**INSTRUCTIONS FOR THE TASK**
From the line containing "What data populates" onward, every line of the entries is to be set down exactly, the last line included.

**DATA TO EXAMINE**
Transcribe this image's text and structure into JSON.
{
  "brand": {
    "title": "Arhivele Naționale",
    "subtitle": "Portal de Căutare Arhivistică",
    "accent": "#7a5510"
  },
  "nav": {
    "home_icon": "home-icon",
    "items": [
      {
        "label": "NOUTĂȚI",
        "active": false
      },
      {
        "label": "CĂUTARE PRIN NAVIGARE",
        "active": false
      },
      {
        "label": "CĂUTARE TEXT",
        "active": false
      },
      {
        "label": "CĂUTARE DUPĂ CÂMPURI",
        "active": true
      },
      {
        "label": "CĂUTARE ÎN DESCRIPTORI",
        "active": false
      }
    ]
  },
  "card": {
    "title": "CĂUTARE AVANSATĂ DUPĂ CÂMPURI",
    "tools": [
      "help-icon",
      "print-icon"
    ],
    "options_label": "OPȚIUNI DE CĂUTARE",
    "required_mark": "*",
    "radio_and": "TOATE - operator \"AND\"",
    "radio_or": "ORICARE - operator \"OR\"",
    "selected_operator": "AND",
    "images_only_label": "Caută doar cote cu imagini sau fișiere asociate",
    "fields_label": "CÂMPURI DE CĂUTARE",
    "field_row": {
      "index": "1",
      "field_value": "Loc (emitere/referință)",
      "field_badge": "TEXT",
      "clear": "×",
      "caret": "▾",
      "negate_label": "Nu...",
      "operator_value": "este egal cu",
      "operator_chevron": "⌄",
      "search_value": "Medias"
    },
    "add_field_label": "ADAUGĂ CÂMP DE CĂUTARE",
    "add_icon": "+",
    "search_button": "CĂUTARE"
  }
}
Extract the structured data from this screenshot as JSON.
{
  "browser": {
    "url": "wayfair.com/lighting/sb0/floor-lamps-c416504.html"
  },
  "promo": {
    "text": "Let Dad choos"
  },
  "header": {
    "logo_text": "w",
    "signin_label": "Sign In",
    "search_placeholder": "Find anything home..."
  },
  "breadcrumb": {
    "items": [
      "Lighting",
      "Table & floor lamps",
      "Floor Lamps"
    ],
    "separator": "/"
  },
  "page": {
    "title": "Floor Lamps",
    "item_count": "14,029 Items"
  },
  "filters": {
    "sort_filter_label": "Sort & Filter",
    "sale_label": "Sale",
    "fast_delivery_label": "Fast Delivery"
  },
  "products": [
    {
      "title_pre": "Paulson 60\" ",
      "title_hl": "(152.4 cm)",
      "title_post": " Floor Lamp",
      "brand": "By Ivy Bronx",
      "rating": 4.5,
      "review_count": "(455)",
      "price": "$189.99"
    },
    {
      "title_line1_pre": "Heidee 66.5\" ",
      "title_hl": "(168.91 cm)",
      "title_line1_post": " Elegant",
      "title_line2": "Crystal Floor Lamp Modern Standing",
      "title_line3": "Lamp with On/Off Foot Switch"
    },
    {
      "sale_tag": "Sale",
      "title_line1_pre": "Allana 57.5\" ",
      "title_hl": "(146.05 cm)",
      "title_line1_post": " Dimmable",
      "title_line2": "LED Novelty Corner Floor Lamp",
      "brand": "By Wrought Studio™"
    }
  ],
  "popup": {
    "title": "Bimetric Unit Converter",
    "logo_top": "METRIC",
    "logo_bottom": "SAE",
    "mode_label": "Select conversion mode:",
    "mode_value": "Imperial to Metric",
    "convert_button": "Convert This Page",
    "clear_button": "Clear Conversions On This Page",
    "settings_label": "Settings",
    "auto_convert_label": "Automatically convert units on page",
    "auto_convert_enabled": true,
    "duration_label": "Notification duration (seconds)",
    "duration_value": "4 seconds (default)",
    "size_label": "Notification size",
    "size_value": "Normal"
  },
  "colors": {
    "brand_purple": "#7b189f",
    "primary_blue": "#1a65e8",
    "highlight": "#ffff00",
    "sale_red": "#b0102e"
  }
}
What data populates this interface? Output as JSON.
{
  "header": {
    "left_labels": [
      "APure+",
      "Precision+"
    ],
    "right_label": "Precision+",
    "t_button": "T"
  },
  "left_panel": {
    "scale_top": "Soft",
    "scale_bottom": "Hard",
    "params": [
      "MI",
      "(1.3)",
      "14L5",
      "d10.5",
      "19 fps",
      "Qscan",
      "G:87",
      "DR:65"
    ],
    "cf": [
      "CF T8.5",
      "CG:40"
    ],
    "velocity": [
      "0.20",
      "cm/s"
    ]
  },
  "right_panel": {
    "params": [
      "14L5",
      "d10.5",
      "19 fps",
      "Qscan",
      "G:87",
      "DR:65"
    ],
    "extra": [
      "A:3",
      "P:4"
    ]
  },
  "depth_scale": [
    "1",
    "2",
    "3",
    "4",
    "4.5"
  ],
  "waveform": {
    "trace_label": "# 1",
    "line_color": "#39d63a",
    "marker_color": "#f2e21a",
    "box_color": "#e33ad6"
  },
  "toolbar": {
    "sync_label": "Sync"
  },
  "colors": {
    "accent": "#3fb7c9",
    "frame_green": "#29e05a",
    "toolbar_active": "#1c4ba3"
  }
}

**THE ANSWER**
What data populates this interface? Output as JSON.
{
  "header": {
    "left_labels": [
      "APure+",
      "Precision+"
    ],
    "right_label": "Precision+",
    "t_button": "T"
  },
  "left_panel": {
    "scale_top": "Soft",
    "scale_bottom": "Hard",
    "params": [
      "MI",
      "(1.3)",
      "14L5",
      "d10.5",
      "19 fps",
      "Qscan",
      "G:87",
      "DR:65"
    ],
    "cf": [
      "CF T8.5",
      "CG:40"
    ],
    "velocity": [
      "0.20",
      "cm/s"
    ]
  },
  "right_panel": {
    "params": [
      "14L5",
      "d10.5",
      "19 fps",
      "Qscan",
      "G:87",
      "DR:65"
    ],
    "extra": [
      "A:3",
      "P:4"
    ]
  },
  "depth_scale": [
    "1",
    "2",
    "3",
    "4",
    "4.5"
  ],
  "waveform": {
    "trace_label": "# 1",
    "line_color": "#39d63a",
    "marker_color": "#f2e21a",
    "box_color": "#e33ad6"
  },
  "toolbar": {
    "sync_label": "Sync"
  },
  "colors": {
    "accent": "#3fb7c9",
    "frame_green": "#29e05a",
    "toolbar_active": "#1c4ba3"
  }
}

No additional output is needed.